Website and app data records
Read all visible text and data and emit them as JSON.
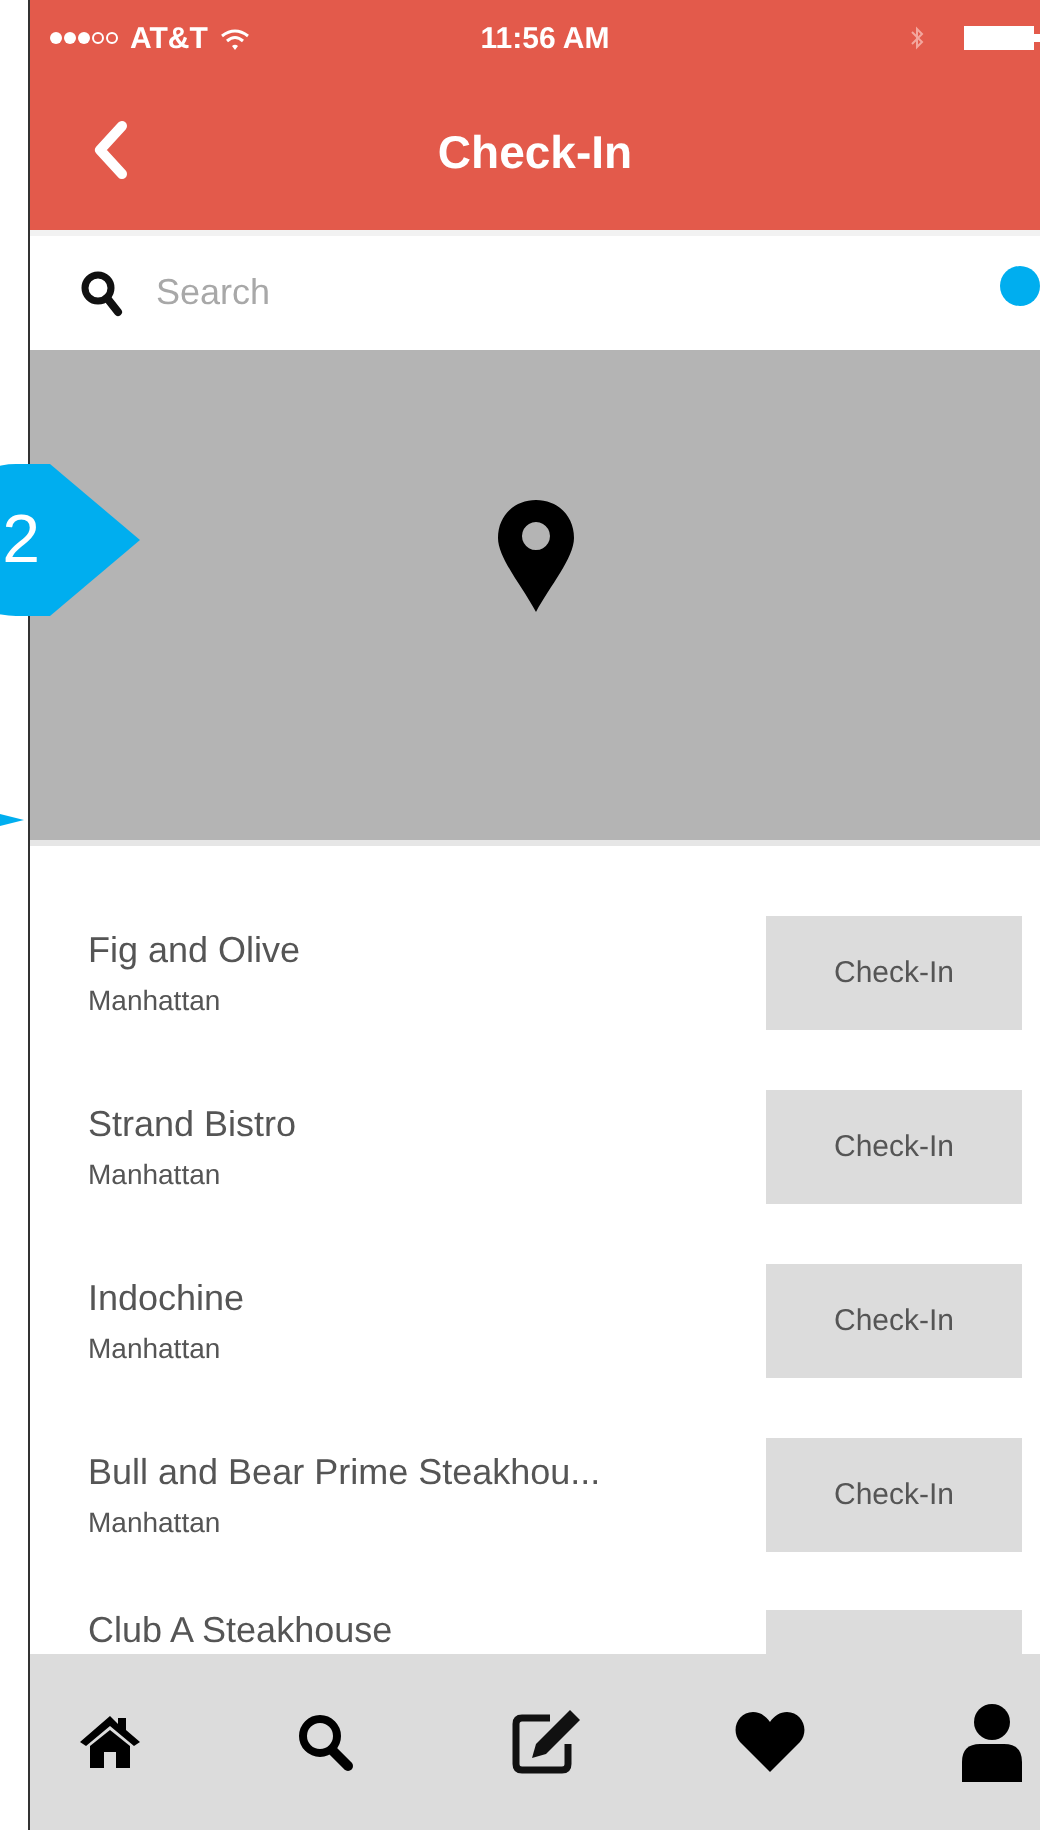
{
  "status_bar": {
    "carrier": "AT&T",
    "time": "11:56 AM"
  },
  "nav_bar": {
    "title": "Check-In"
  },
  "search": {
    "placeholder": "Search"
  },
  "annotation": {
    "number": "2"
  },
  "places": [
    {
      "name": "Fig and Olive",
      "area": "Manhattan",
      "button": "Check-In"
    },
    {
      "name": "Strand Bistro",
      "area": "Manhattan",
      "button": "Check-In"
    },
    {
      "name": "Indochine",
      "area": "Manhattan",
      "button": "Check-In"
    },
    {
      "name": "Bull and Bear Prime Steakhou...",
      "area": "Manhattan",
      "button": "Check-In"
    },
    {
      "name": "Club A Steakhouse"
    }
  ],
  "tab_bar": [
    {
      "kind": "home"
    },
    {
      "kind": "search"
    },
    {
      "kind": "compose"
    },
    {
      "kind": "heart"
    },
    {
      "kind": "person"
    }
  ]
}
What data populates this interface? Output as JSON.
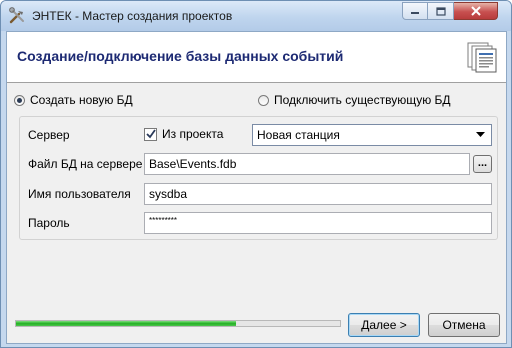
{
  "window": {
    "title": "ЭНТЕК - Мастер создания проектов",
    "icon": "tools-icon"
  },
  "header": {
    "title": "Создание/подключение базы данных событий",
    "icon": "document-pages-icon"
  },
  "mode": {
    "create_label": "Создать новую БД",
    "create_selected": true,
    "connect_label": "Подключить существующую БД",
    "connect_selected": false
  },
  "form": {
    "server_label": "Сервер",
    "from_project_label": "Из проекта",
    "from_project_checked": true,
    "server_value": "Новая станция",
    "db_file_label": "Файл БД на сервере",
    "db_file_value": "Base\\Events.fdb",
    "browse_label": "...",
    "username_label": "Имя пользователя",
    "username_value": "sysdba",
    "password_label": "Пароль",
    "password_value": "*********"
  },
  "progress": {
    "fraction": 0.68,
    "color": "#24b024"
  },
  "buttons": {
    "next_label": "Далее >",
    "cancel_label": "Отмена"
  }
}
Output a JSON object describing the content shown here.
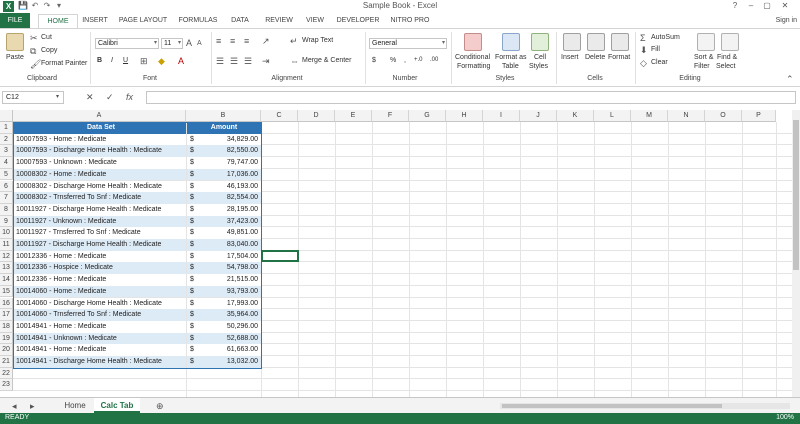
{
  "window": {
    "title": "Sample Book - Excel",
    "signin": "Sign in"
  },
  "qat": {
    "save": "💾",
    "undo": "↶",
    "redo": "↷",
    "more": "▾"
  },
  "tabs": [
    "FILE",
    "HOME",
    "INSERT",
    "PAGE LAYOUT",
    "FORMULAS",
    "DATA",
    "REVIEW",
    "VIEW",
    "DEVELOPER",
    "NITRO PRO"
  ],
  "ribbon": {
    "clipboard": {
      "label": "Clipboard",
      "paste": "Paste",
      "cut": "Cut",
      "copy": "Copy",
      "format_painter": "Format Painter"
    },
    "font": {
      "label": "Font",
      "name": "Calibri",
      "size": "11",
      "bold": "B",
      "italic": "I",
      "underline": "U"
    },
    "alignment": {
      "label": "Alignment",
      "wrap": "Wrap Text",
      "merge": "Merge & Center"
    },
    "number": {
      "label": "Number",
      "format": "General",
      "currency": "$",
      "percent": "%",
      "comma": ",",
      "inc": "+.0",
      "dec": ".00"
    },
    "styles": {
      "label": "Styles",
      "conditional": "Conditional",
      "conditional2": "Formatting",
      "format_as": "Format as",
      "format_as2": "Table",
      "cell": "Cell",
      "cell2": "Styles"
    },
    "cells": {
      "label": "Cells",
      "insert": "Insert",
      "delete": "Delete",
      "format": "Format"
    },
    "editing": {
      "label": "Editing",
      "autosum": "AutoSum",
      "fill": "Fill",
      "clear": "Clear",
      "sort": "Sort &",
      "sort2": "Filter",
      "find": "Find &",
      "find2": "Select"
    }
  },
  "formula_bar": {
    "name_box": "C12",
    "fx": "fx",
    "cancel": "✕",
    "enter": "✓",
    "value": ""
  },
  "columns": [
    "A",
    "B",
    "C",
    "D",
    "E",
    "F",
    "G",
    "H",
    "I",
    "J",
    "K",
    "L",
    "M",
    "N",
    "O",
    "P"
  ],
  "table": {
    "header": {
      "a": "Data Set",
      "b": "Amount"
    },
    "rows": [
      {
        "a": "10007593 - Home : Medicate",
        "b": "34,829.00"
      },
      {
        "a": "10007593 - Discharge Home Health : Medicate",
        "b": "82,550.00"
      },
      {
        "a": "10007593 - Unknown : Medicate",
        "b": "79,747.00"
      },
      {
        "a": "10008302 - Home : Medicate",
        "b": "17,036.00"
      },
      {
        "a": "10008302 - Discharge Home Health : Medicate",
        "b": "46,193.00"
      },
      {
        "a": "10008302 - Trnsferred To Snf : Medicate",
        "b": "82,554.00"
      },
      {
        "a": "10011927 - Discharge Home Health : Medicate",
        "b": "28,195.00"
      },
      {
        "a": "10011927 - Unknown : Medicate",
        "b": "37,423.00"
      },
      {
        "a": "10011927 - Trnsferred To Snf : Medicate",
        "b": "49,851.00"
      },
      {
        "a": "10011927 - Discharge Home Health : Medicate",
        "b": "83,040.00"
      },
      {
        "a": "10012336 - Home : Medicate",
        "b": "17,504.00"
      },
      {
        "a": "10012336 - Hospice : Medicate",
        "b": "54,798.00"
      },
      {
        "a": "10012336 - Home : Medicate",
        "b": "21,515.00"
      },
      {
        "a": "10014060 - Home : Medicate",
        "b": "93,793.00"
      },
      {
        "a": "10014060 - Discharge Home Health : Medicate",
        "b": "17,993.00"
      },
      {
        "a": "10014060 - Trnsferred To Snf : Medicate",
        "b": "35,964.00"
      },
      {
        "a": "10014941 - Home : Medicate",
        "b": "50,296.00"
      },
      {
        "a": "10014941 - Unknown : Medicate",
        "b": "52,688.00"
      },
      {
        "a": "10014941 - Home : Medicate",
        "b": "61,663.00"
      },
      {
        "a": "10014941 - Discharge Home Health : Medicate",
        "b": "13,032.00"
      }
    ],
    "currency": "$"
  },
  "row_numbers": [
    "1",
    "2",
    "3",
    "4",
    "5",
    "6",
    "7",
    "8",
    "9",
    "10",
    "11",
    "12",
    "13",
    "14",
    "15",
    "16",
    "17",
    "18",
    "19",
    "20",
    "21",
    "22",
    "23"
  ],
  "sheets": {
    "tabs": [
      "Home",
      "Calc Tab"
    ],
    "active": "Calc Tab",
    "add": "⊕"
  },
  "status": {
    "mode": "READY",
    "zoom": "100%"
  }
}
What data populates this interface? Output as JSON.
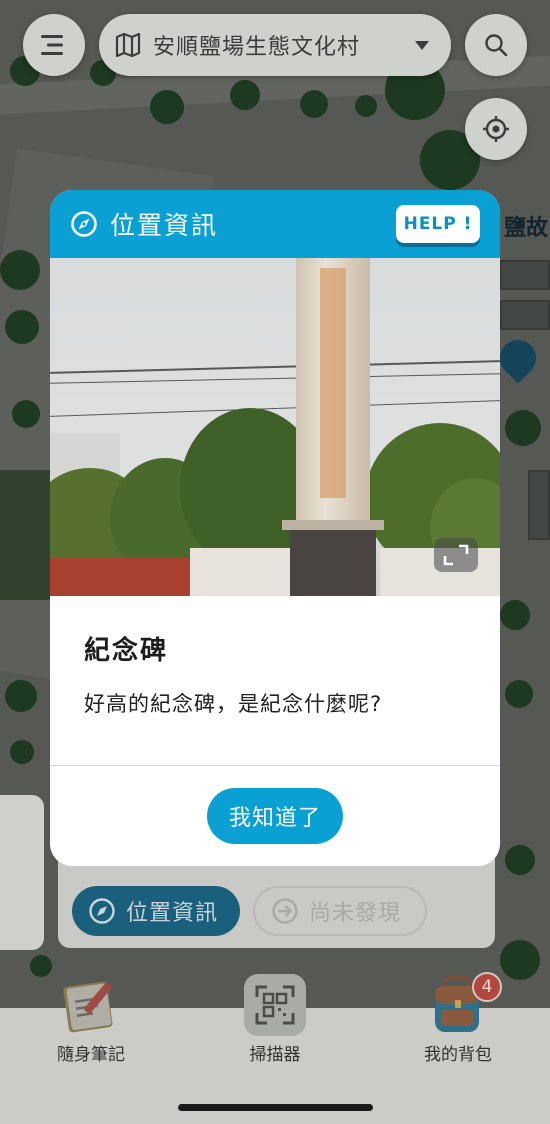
{
  "header": {
    "menu_icon": "menu-icon",
    "place_selector": {
      "map_icon": "map-icon",
      "value": "安順鹽場生態文化村",
      "caret_icon": "chevron-down-icon"
    },
    "search_icon": "search-icon",
    "locate_icon": "crosshair-icon"
  },
  "map": {
    "visible_label": "鹽故"
  },
  "bottom_panel": {
    "location_info_chip": "位置資訊",
    "undiscovered_chip": "尚未發現"
  },
  "tabbar": {
    "tabs": [
      {
        "label": "隨身筆記",
        "icon": "notebook-icon"
      },
      {
        "label": "掃描器",
        "icon": "qr-scanner-icon"
      },
      {
        "label": "我的背包",
        "icon": "backpack-icon",
        "badge": "4"
      }
    ]
  },
  "modal": {
    "title": "位置資訊",
    "title_icon": "compass-icon",
    "help_label": "HELP !",
    "photo_expand_icon": "expand-icon",
    "place_name": "紀念碑",
    "description": "好高的紀念碑，是紀念什麼呢?",
    "confirm_label": "我知道了"
  },
  "colors": {
    "accent": "#0aa0d3",
    "modal_bg": "#ffffff",
    "badge": "#b1483c"
  }
}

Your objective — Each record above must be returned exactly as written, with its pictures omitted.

Answer to the problem —
Read all visible text and data and emit them as JSON.
{
  "status_bar": {
    "carrier": "AT&T",
    "time": "11:56 AM"
  },
  "nav_bar": {
    "title": "Check-In"
  },
  "search": {
    "placeholder": "Search"
  },
  "annotation": {
    "number": "2"
  },
  "places": [
    {
      "name": "Fig and Olive",
      "area": "Manhattan",
      "button": "Check-In"
    },
    {
      "name": "Strand Bistro",
      "area": "Manhattan",
      "button": "Check-In"
    },
    {
      "name": "Indochine",
      "area": "Manhattan",
      "button": "Check-In"
    },
    {
      "name": "Bull and Bear Prime Steakhou...",
      "area": "Manhattan",
      "button": "Check-In"
    },
    {
      "name": "Club A Steakhouse"
    }
  ],
  "tab_bar": [
    {
      "kind": "home"
    },
    {
      "kind": "search"
    },
    {
      "kind": "compose"
    },
    {
      "kind": "heart"
    },
    {
      "kind": "person"
    }
  ]
}
What data populates this interface? Output as JSON.
{
  "window": {
    "title": "ЭНТЕК - Мастер создания проектов",
    "icon": "tools-icon"
  },
  "header": {
    "title": "Создание/подключение базы данных событий",
    "icon": "document-pages-icon"
  },
  "mode": {
    "create_label": "Создать новую БД",
    "create_selected": true,
    "connect_label": "Подключить существующую БД",
    "connect_selected": false
  },
  "form": {
    "server_label": "Сервер",
    "from_project_label": "Из проекта",
    "from_project_checked": true,
    "server_value": "Новая станция",
    "db_file_label": "Файл БД на сервере",
    "db_file_value": "Base\\Events.fdb",
    "browse_label": "...",
    "username_label": "Имя пользователя",
    "username_value": "sysdba",
    "password_label": "Пароль",
    "password_value": "*********"
  },
  "progress": {
    "fraction": 0.68,
    "color": "#24b024"
  },
  "buttons": {
    "next_label": "Далее >",
    "cancel_label": "Отмена"
  }
}
Output a JSON object describing the content shown here.
{
  "window": {
    "title": "Sample Book - Excel",
    "signin": "Sign in"
  },
  "qat": {
    "save": "💾",
    "undo": "↶",
    "redo": "↷",
    "more": "▾"
  },
  "tabs": [
    "FILE",
    "HOME",
    "INSERT",
    "PAGE LAYOUT",
    "FORMULAS",
    "DATA",
    "REVIEW",
    "VIEW",
    "DEVELOPER",
    "NITRO PRO"
  ],
  "ribbon": {
    "clipboard": {
      "label": "Clipboard",
      "paste": "Paste",
      "cut": "Cut",
      "copy": "Copy",
      "format_painter": "Format Painter"
    },
    "font": {
      "label": "Font",
      "name": "Calibri",
      "size": "11",
      "bold": "B",
      "italic": "I",
      "underline": "U"
    },
    "alignment": {
      "label": "Alignment",
      "wrap": "Wrap Text",
      "merge": "Merge & Center"
    },
    "number": {
      "label": "Number",
      "format": "General",
      "currency": "$",
      "percent": "%",
      "comma": ",",
      "inc": "+.0",
      "dec": ".00"
    },
    "styles": {
      "label": "Styles",
      "conditional": "Conditional",
      "conditional2": "Formatting",
      "format_as": "Format as",
      "format_as2": "Table",
      "cell": "Cell",
      "cell2": "Styles"
    },
    "cells": {
      "label": "Cells",
      "insert": "Insert",
      "delete": "Delete",
      "format": "Format"
    },
    "editing": {
      "label": "Editing",
      "autosum": "AutoSum",
      "fill": "Fill",
      "clear": "Clear",
      "sort": "Sort &",
      "sort2": "Filter",
      "find": "Find &",
      "find2": "Select"
    }
  },
  "formula_bar": {
    "name_box": "C12",
    "fx": "fx",
    "cancel": "✕",
    "enter": "✓",
    "value": ""
  },
  "columns": [
    "A",
    "B",
    "C",
    "D",
    "E",
    "F",
    "G",
    "H",
    "I",
    "J",
    "K",
    "L",
    "M",
    "N",
    "O",
    "P"
  ],
  "table": {
    "header": {
      "a": "Data Set",
      "b": "Amount"
    },
    "rows": [
      {
        "a": "10007593 - Home : Medicate",
        "b": "34,829.00"
      },
      {
        "a": "10007593 - Discharge Home Health : Medicate",
        "b": "82,550.00"
      },
      {
        "a": "10007593 - Unknown : Medicate",
        "b": "79,747.00"
      },
      {
        "a": "10008302 - Home : Medicate",
        "b": "17,036.00"
      },
      {
        "a": "10008302 - Discharge Home Health : Medicate",
        "b": "46,193.00"
      },
      {
        "a": "10008302 - Trnsferred To Snf : Medicate",
        "b": "82,554.00"
      },
      {
        "a": "10011927 - Discharge Home Health : Medicate",
        "b": "28,195.00"
      },
      {
        "a": "10011927 - Unknown : Medicate",
        "b": "37,423.00"
      },
      {
        "a": "10011927 - Trnsferred To Snf : Medicate",
        "b": "49,851.00"
      },
      {
        "a": "10011927 - Discharge Home Health : Medicate",
        "b": "83,040.00"
      },
      {
        "a": "10012336 - Home : Medicate",
        "b": "17,504.00"
      },
      {
        "a": "10012336 - Hospice : Medicate",
        "b": "54,798.00"
      },
      {
        "a": "10012336 - Home : Medicate",
        "b": "21,515.00"
      },
      {
        "a": "10014060 - Home : Medicate",
        "b": "93,793.00"
      },
      {
        "a": "10014060 - Discharge Home Health : Medicate",
        "b": "17,993.00"
      },
      {
        "a": "10014060 - Trnsferred To Snf : Medicate",
        "b": "35,964.00"
      },
      {
        "a": "10014941 - Home : Medicate",
        "b": "50,296.00"
      },
      {
        "a": "10014941 - Unknown : Medicate",
        "b": "52,688.00"
      },
      {
        "a": "10014941 - Home : Medicate",
        "b": "61,663.00"
      },
      {
        "a": "10014941 - Discharge Home Health : Medicate",
        "b": "13,032.00"
      }
    ],
    "currency": "$"
  },
  "row_numbers": [
    "1",
    "2",
    "3",
    "4",
    "5",
    "6",
    "7",
    "8",
    "9",
    "10",
    "11",
    "12",
    "13",
    "14",
    "15",
    "16",
    "17",
    "18",
    "19",
    "20",
    "21",
    "22",
    "23"
  ],
  "sheets": {
    "tabs": [
      "Home",
      "Calc Tab"
    ],
    "active": "Calc Tab",
    "add": "⊕"
  },
  "status": {
    "mode": "READY",
    "zoom": "100%"
  }
}
What data populates this interface? Output as JSON.
{
  "header": {
    "menu_icon": "menu-icon",
    "place_selector": {
      "map_icon": "map-icon",
      "value": "安順鹽場生態文化村",
      "caret_icon": "chevron-down-icon"
    },
    "search_icon": "search-icon",
    "locate_icon": "crosshair-icon"
  },
  "map": {
    "visible_label": "鹽故"
  },
  "bottom_panel": {
    "location_info_chip": "位置資訊",
    "undiscovered_chip": "尚未發現"
  },
  "tabbar": {
    "tabs": [
      {
        "label": "隨身筆記",
        "icon": "notebook-icon"
      },
      {
        "label": "掃描器",
        "icon": "qr-scanner-icon"
      },
      {
        "label": "我的背包",
        "icon": "backpack-icon",
        "badge": "4"
      }
    ]
  },
  "modal": {
    "title": "位置資訊",
    "title_icon": "compass-icon",
    "help_label": "HELP !",
    "photo_expand_icon": "expand-icon",
    "place_name": "紀念碑",
    "description": "好高的紀念碑，是紀念什麼呢?",
    "confirm_label": "我知道了"
  },
  "colors": {
    "accent": "#0aa0d3",
    "modal_bg": "#ffffff",
    "badge": "#b1483c"
  }
}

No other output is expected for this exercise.